Chamber of commerce says next steps will be a board of directors and five-year strategic plan

Nanaimo-Ladysmith school district teachers’ union, and its counterparts from Mount Arrowsmith district, seek stricter COVID-19 rules. (News Bulletin file)
Nanaimo-Ladysmith teachers’ union asks health authority for stricter COVID-19 measures

Teachers ask for vaccine, more online learning, mask mandate for primary students

B.C. Finance Minister Selina Robinson outlines the province’s three-year budget in Victoria, April 20, 2021. (B.C. government video)
B.C. deficit to grow by $19 billion for COVID-19 recovery spending

Pandemic-year deficit $5 billion lower than forecast

Chakalaka Bar & Grill remains open in defiance of orders from Island Health to close. (Cole Schisler photo)
Island Health seeks injunction against restaurant defying COVID-19 orders

VIHA says Chakalaka Bar and Grill also violating water and sewer regulations with RV hook-ups

Nanaimo Fire Rescue investigator Mark Jonah probes the scene of a blaze that destroyed two apartments on Sunday, April 18. The cause of the blaze has not been determined. (Chris Bush/News Bulletin)
UPDATE: RCMP say Wakesiah Avenue fire was arson, suspect has been arrested

35-year-old man arrested for allegedly starting fire lived in the complex

A man pauses at a coffin after carrying it during a memorial march to remember victims of overdose deaths in Vancouver.
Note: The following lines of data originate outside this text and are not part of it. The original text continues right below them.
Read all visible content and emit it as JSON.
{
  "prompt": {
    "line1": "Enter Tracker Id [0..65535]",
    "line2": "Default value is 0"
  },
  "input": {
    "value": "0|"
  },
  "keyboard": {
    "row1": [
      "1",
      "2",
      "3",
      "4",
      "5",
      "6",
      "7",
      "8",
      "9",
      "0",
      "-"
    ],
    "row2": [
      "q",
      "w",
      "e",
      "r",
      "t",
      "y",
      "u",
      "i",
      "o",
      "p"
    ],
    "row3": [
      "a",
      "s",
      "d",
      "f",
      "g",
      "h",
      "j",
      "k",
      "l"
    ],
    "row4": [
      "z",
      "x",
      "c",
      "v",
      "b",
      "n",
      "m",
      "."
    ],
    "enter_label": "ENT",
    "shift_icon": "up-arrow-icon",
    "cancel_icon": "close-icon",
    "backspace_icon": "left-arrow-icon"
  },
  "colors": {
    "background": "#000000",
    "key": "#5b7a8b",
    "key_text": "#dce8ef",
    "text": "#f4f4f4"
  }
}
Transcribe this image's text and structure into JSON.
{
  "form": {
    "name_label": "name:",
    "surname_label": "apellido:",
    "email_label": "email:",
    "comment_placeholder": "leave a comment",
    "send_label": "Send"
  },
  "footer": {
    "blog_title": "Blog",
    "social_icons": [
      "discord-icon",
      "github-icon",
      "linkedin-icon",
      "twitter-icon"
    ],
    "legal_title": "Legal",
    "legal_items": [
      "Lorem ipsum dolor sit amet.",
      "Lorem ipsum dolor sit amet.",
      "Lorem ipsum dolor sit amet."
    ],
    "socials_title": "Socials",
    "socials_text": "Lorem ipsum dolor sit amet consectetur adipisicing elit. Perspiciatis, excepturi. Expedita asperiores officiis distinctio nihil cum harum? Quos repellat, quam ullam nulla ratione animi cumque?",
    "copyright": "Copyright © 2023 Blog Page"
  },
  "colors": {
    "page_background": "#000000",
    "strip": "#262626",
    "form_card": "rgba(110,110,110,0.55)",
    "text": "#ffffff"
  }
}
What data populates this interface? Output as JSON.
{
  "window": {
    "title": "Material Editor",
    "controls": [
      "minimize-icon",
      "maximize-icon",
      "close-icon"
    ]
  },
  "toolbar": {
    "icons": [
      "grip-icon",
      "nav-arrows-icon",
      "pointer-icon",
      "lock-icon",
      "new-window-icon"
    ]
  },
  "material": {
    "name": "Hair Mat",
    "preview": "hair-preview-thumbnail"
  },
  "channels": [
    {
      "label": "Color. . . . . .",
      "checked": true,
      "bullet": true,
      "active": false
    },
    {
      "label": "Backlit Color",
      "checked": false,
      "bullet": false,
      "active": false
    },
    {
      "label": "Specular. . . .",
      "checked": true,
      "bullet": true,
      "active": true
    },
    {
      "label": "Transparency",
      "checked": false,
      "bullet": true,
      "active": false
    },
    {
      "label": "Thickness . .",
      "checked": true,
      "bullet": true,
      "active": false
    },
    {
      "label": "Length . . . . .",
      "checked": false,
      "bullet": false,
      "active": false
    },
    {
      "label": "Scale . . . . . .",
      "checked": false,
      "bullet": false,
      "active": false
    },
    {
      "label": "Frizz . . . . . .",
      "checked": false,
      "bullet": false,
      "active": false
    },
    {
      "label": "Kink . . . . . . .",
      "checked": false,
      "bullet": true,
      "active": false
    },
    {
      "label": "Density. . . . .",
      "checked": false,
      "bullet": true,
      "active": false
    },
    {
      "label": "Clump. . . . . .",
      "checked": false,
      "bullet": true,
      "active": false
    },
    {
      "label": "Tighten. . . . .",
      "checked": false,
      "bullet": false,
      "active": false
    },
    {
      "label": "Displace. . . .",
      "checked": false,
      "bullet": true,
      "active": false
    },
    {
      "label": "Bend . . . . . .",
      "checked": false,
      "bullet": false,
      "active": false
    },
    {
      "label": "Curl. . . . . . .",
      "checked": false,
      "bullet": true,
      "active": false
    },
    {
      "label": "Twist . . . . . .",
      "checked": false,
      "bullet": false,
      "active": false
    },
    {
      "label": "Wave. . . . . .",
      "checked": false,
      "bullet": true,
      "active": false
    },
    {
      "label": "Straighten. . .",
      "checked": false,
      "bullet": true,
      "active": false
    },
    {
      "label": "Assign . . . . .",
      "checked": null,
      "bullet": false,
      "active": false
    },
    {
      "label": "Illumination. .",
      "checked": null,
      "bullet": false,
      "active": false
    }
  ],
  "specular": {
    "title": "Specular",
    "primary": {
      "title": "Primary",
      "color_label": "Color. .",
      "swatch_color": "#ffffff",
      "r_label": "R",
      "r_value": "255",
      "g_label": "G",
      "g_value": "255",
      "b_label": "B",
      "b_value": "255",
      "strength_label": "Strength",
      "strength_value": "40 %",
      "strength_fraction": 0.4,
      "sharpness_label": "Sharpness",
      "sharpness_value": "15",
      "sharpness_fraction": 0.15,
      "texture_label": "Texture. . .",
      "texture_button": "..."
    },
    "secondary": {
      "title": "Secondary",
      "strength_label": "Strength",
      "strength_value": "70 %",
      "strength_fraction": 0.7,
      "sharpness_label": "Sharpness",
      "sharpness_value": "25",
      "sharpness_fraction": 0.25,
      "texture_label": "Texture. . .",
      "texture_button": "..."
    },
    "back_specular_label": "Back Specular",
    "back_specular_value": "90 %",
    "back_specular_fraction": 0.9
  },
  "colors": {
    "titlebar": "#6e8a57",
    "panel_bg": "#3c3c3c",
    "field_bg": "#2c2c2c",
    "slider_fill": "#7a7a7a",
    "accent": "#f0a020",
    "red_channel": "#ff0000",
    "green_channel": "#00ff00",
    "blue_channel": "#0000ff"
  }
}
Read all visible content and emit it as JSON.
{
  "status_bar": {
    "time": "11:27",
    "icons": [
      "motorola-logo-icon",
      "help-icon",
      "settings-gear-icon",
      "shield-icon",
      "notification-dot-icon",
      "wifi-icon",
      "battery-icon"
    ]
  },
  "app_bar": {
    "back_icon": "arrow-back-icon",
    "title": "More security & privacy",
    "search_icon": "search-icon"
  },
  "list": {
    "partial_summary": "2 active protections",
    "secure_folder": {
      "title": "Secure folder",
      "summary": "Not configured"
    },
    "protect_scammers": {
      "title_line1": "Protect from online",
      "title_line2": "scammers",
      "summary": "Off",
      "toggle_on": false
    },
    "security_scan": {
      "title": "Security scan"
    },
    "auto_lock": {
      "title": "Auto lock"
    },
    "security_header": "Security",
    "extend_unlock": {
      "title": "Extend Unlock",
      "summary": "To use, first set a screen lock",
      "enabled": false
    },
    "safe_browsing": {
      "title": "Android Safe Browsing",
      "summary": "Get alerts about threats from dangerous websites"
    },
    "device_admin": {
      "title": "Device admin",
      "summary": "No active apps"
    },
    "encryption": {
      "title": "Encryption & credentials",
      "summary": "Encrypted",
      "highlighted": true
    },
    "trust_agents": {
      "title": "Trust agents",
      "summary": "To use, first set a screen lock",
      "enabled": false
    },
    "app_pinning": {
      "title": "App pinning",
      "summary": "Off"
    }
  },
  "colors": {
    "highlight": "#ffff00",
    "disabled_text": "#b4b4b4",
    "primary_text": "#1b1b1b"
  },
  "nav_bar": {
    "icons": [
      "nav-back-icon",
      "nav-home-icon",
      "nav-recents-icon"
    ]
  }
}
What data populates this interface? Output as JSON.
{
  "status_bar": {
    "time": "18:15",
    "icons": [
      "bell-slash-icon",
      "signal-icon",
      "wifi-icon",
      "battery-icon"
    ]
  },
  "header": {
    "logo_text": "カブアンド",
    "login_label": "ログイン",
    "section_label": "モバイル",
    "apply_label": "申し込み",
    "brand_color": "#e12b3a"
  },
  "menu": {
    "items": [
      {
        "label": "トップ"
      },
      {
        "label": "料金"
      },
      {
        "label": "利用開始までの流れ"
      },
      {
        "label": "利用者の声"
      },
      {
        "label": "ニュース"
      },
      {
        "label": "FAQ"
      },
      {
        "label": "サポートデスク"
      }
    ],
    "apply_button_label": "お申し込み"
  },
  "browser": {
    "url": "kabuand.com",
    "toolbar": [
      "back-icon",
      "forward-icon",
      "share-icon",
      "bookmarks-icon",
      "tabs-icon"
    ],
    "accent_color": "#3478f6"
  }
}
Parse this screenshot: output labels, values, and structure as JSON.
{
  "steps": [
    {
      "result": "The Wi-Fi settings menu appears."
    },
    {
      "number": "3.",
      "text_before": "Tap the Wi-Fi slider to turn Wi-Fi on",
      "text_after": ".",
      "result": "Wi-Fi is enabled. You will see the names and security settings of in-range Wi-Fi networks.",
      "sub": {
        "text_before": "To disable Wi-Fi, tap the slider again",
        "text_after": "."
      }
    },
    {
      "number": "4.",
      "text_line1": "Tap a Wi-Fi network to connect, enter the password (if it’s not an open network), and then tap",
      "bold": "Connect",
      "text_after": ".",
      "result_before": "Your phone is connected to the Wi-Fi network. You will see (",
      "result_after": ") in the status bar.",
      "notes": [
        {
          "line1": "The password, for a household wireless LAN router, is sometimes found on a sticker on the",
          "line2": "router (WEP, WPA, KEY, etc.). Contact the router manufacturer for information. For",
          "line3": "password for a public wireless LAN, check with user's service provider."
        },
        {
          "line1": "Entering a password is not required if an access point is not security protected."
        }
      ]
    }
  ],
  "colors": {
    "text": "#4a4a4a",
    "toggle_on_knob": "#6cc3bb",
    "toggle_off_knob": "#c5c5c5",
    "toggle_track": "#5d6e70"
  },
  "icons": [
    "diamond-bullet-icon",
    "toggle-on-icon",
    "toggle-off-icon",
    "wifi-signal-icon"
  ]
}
THE CANADIAN PRESS/Darryl Dyck
B.C. announces historic half-billion-dollar funding for overdose crisis, mental health

Of it, $152 million will be used to address the opioid crisis and see the creation of 195 new substance use treatment beds

Children’s backpacks and shoes are seen at a CEFA (Core Education and Fine Arts) Early Learning daycare franchise, in Langley, B.C., on Tuesday May 29, 2018. THE CANADIAN PRESS/Darryl Dyck
B.C. budget to expand $10-a-day child care, but misses the mark on ‘truly universal’ system

$111 million will be used to fund 3,750 new $10-a-day spaces though 75 additional ChildCareBC universal prototype sites over the next three years.

The City of Nanaimo will further investigate an initiative to set up two 12-cabin sites to create transitional emergency housing for people experiencing homelessness. (Black Press file photo)
City of Nanaimo will ask for expressions of interest to operate tiny cabin sites

Staff expresses concern about workload, councillor says sheltering people must take priority

Ambulance paramedic in full protective gear works outside Lion’s Gate Hospital, March 23, 2020. Hospitals are seeing record numbers of COVID-19 patients more than a year into the pandemic. (The Canadian Press)
B.C.’s COVID-19 infection rate declines, 849 cases Tuesday

Up to 456 people now in hospital, 148 in intensive care

Christy Clark, who was premier from 2011 to 2017, is the first of several present and past politicians to appear this month before the Cullen Commission, which is investigating the causes and impact of B.C.’s money-laundering problem over the past decade. (Darryl Dyck/Canadian Press)
Christy Clark says she first learned of money-laundering spike in 2015

The former B.C. premier testified Tuesday she was concerned the problem was ‘apparently at an all-time high’

Police executed a search warrant at the Devils Army Clubhouse on Petersen road in Campbell River on August 10, 2017.
Murder trial into 2016 Campbell River killing underway in Victoria

Ricky Alexander is charged with the first-degree murder of John Dillon Brown

Most Read